The Selflessness of Romance
Romance means different things to different people. Mention the word, and women think of a candlelight dinner with meaningful conversation. Men think of an exciting sexual encounter.
Those are two extremes, but the importance of romance within marriage can't be underestimated. It keeps your relationship going and your passions alive. Without it, I'm convinced, relationships will begin to deteriorate.
Here are three important elements of romance:
First, romance is self-initiated. That means romance must be kindled without nagging or reminders. Or think of it this way: being romantic because you're asked to be romantic isn't really that romantic.
Romance is when you do something unexpected for your spouse. It communicates that he or she is on your heart and that you really care.
Romance could mean planning and preparing a special meal for your husband or wife. It could mean sending flowers or a romantic card. The important thing is to pursue your spouse on your own initiative—without being told to do it.
Second, romance involves communicating value to your spouse. One of the greatest things you can do in marriage is to build each other's self-esteem. Through romantic gestures, you show your spouse how important he or she is in your life.
One of the best ways to do this is through verbal affirmation. Another great way to do it is by displaying good manners. That's something we often forget after many years of marriage, but simple politeness is vitally important.
I've counseled couples who treat strangers better than they treat each other, which is shameful. As Christians, we should be kind and respectful to everyone—but especially to the person whom you've vowed to love and cherish.
In a healthy marriage, both spouses are considerate of each other's feelings and take care to show how much they value each other.
Finally, romance means learning to speak love in your spouse's language. Men and women have very different major needs, and we must understand those needs in order to be romantic on each other's terms.
Men need honor, sex, kindred fellowship, and domestic support. Women need security, open and honest communication, non-sexual affection, and leadership.
When a husband takes the time to have meaningful conversations with his wife on a daily basis, that's romantic. It may not be one of his needs, but it meets one of her deepest needs.

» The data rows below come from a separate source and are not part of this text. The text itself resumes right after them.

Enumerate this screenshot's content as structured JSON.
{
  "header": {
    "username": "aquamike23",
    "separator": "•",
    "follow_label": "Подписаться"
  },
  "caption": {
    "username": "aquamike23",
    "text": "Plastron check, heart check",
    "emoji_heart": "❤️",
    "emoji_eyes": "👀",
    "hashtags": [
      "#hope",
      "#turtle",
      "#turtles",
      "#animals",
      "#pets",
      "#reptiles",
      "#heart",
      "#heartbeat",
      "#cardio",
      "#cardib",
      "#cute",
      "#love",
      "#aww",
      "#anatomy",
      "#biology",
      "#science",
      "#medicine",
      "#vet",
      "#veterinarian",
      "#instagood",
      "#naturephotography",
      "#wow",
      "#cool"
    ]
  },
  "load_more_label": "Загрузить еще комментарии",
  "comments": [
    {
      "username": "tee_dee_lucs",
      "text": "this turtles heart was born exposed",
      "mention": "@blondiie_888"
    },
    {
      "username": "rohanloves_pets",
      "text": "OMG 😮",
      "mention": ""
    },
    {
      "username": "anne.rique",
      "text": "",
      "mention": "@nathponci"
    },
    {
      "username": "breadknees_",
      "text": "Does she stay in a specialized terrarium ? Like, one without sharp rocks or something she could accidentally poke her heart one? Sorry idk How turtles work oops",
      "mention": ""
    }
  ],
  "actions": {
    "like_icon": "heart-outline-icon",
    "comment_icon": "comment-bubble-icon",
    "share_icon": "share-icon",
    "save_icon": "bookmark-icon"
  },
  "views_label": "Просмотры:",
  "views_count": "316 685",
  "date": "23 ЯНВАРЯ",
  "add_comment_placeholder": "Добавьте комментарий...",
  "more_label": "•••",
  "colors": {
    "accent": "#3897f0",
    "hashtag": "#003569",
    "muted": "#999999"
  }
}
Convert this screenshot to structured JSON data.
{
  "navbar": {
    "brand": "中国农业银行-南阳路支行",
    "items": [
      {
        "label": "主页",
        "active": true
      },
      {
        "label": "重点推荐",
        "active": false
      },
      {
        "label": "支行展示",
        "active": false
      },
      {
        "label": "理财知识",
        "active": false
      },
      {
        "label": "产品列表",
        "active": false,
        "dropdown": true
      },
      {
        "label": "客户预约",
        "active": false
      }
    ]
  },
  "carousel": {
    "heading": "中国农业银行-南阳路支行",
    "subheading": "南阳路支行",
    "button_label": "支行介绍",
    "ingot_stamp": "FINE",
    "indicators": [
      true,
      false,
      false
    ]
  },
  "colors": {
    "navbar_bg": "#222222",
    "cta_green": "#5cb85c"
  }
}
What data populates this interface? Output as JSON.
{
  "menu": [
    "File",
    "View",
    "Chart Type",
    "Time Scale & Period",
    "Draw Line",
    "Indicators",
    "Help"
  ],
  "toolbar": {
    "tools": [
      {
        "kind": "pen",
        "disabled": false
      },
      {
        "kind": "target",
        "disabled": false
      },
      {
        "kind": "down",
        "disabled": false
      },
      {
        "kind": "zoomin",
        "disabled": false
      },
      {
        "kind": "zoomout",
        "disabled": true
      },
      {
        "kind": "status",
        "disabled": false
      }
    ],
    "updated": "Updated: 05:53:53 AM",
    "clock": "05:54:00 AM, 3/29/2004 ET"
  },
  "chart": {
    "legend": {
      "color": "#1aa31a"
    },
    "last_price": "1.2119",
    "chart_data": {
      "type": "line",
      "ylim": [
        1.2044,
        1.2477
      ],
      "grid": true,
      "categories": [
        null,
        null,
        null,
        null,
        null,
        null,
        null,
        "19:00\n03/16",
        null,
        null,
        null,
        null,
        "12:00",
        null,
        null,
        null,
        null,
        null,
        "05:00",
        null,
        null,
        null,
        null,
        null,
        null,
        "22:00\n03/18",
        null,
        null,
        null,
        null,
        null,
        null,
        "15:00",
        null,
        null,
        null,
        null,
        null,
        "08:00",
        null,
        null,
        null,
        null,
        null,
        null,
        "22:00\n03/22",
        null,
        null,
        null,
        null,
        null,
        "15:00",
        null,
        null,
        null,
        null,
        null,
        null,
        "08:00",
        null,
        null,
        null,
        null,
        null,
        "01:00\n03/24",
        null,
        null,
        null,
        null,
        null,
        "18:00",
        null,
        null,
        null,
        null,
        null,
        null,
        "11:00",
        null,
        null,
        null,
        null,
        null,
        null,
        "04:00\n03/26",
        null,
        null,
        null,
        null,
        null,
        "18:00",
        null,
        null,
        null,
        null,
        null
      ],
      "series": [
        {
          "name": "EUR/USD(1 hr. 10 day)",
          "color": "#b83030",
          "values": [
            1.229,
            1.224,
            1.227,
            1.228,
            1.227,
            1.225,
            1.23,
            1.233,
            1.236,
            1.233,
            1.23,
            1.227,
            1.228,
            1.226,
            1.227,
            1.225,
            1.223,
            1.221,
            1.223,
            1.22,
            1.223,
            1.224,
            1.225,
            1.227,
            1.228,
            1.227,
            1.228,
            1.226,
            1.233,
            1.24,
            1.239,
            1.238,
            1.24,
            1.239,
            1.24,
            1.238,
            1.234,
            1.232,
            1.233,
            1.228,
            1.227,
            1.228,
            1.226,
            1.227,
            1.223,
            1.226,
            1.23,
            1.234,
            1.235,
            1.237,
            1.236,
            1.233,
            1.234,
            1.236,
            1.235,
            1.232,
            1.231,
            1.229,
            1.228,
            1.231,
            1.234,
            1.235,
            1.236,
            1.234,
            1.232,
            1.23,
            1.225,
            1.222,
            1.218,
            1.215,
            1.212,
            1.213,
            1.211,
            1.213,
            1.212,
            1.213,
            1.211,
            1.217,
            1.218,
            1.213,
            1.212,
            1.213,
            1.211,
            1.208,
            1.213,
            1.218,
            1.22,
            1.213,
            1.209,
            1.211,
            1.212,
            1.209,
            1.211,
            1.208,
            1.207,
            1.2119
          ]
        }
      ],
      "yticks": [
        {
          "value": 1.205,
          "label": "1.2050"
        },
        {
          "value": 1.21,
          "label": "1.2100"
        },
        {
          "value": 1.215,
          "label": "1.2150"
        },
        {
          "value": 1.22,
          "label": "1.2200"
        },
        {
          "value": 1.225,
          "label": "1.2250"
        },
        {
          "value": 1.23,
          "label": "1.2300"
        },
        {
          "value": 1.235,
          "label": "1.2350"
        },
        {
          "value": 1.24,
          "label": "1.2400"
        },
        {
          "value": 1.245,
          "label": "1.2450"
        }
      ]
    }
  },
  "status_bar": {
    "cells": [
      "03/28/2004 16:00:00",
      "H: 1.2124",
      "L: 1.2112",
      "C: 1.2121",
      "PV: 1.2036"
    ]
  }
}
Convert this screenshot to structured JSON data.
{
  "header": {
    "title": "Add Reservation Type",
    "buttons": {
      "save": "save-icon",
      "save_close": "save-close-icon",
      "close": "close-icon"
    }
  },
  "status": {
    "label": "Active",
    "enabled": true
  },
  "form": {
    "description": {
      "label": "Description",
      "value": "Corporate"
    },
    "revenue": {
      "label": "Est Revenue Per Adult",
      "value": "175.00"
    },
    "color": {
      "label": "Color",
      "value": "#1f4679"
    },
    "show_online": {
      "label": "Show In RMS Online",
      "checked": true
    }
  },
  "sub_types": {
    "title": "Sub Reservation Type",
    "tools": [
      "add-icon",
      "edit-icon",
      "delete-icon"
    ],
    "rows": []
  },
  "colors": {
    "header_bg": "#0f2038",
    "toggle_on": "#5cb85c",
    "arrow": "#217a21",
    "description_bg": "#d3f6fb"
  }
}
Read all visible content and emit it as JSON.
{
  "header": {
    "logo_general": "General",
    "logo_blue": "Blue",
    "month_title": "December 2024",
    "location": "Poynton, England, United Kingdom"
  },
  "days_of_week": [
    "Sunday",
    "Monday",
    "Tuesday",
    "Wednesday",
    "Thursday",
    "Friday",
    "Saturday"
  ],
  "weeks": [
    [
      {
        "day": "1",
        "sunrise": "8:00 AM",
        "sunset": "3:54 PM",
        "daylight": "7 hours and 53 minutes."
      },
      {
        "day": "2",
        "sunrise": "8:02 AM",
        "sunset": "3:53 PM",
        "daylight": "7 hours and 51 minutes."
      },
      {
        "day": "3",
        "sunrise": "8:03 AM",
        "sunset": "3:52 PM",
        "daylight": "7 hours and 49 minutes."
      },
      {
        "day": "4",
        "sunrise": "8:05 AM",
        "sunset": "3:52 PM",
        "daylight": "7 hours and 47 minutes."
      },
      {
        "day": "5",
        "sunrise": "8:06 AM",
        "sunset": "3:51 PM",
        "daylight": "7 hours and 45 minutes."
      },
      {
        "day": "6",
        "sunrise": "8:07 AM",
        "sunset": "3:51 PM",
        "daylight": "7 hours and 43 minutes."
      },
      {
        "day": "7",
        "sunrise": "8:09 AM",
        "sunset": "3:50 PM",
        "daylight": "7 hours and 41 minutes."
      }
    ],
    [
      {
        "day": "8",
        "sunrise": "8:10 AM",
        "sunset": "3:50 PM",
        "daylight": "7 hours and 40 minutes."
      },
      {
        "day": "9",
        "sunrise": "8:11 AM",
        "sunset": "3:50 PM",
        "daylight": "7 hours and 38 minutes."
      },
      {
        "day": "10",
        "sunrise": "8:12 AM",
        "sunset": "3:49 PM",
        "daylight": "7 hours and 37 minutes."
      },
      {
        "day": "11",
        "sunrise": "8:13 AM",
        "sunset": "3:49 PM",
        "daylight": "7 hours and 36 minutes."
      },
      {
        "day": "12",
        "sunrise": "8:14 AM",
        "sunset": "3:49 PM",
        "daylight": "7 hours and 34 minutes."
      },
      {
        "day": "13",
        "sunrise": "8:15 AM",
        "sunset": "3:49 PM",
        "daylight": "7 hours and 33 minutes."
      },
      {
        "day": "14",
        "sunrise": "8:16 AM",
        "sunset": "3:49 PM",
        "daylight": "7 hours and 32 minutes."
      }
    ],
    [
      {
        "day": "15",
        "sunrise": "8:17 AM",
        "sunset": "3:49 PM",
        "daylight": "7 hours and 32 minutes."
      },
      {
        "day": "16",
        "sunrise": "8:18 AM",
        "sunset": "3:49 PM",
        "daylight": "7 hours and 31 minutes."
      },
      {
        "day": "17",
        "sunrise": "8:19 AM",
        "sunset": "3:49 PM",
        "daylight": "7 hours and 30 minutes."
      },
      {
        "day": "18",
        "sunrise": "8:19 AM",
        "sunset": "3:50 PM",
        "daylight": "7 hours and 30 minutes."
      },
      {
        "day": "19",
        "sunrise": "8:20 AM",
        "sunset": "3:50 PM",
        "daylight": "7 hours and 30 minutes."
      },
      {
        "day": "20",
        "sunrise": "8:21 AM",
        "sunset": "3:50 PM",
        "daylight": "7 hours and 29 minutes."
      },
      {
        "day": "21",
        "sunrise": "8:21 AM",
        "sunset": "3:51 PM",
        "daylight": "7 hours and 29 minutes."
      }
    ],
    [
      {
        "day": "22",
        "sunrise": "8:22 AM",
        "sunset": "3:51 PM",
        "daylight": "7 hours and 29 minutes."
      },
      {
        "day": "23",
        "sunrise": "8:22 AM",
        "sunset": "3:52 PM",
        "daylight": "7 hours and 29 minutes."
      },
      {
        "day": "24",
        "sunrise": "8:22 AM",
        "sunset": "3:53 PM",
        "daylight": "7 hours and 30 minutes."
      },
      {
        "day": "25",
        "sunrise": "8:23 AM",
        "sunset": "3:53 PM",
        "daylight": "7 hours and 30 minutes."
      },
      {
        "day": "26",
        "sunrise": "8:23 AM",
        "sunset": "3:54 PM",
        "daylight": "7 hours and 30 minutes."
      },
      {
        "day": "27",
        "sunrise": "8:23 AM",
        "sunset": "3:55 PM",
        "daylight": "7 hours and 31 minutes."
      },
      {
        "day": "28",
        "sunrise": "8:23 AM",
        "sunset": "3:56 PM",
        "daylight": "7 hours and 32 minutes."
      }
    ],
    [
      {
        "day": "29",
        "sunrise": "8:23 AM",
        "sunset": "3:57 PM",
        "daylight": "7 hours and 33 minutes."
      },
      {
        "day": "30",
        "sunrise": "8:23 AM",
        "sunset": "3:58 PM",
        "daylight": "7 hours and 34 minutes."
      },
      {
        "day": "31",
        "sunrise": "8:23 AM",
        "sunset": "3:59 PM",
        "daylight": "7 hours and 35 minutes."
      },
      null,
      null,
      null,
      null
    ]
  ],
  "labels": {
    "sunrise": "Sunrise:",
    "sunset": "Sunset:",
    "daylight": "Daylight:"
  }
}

Likewise, when a woman commits to honor her husband and meet his sexual needs—though that may not be an important need of hers—it communicates how much she values him. That's romantic in his eyes.
Romance makes a relationship better because it means both spouses are willing to sacrifice on behalf of each other. "Each of you should look not only to your own interests," Paul challenged the church at Philippi, "but also the interests of others" (Phil. 2:4). That idea is the key to romance within marriage.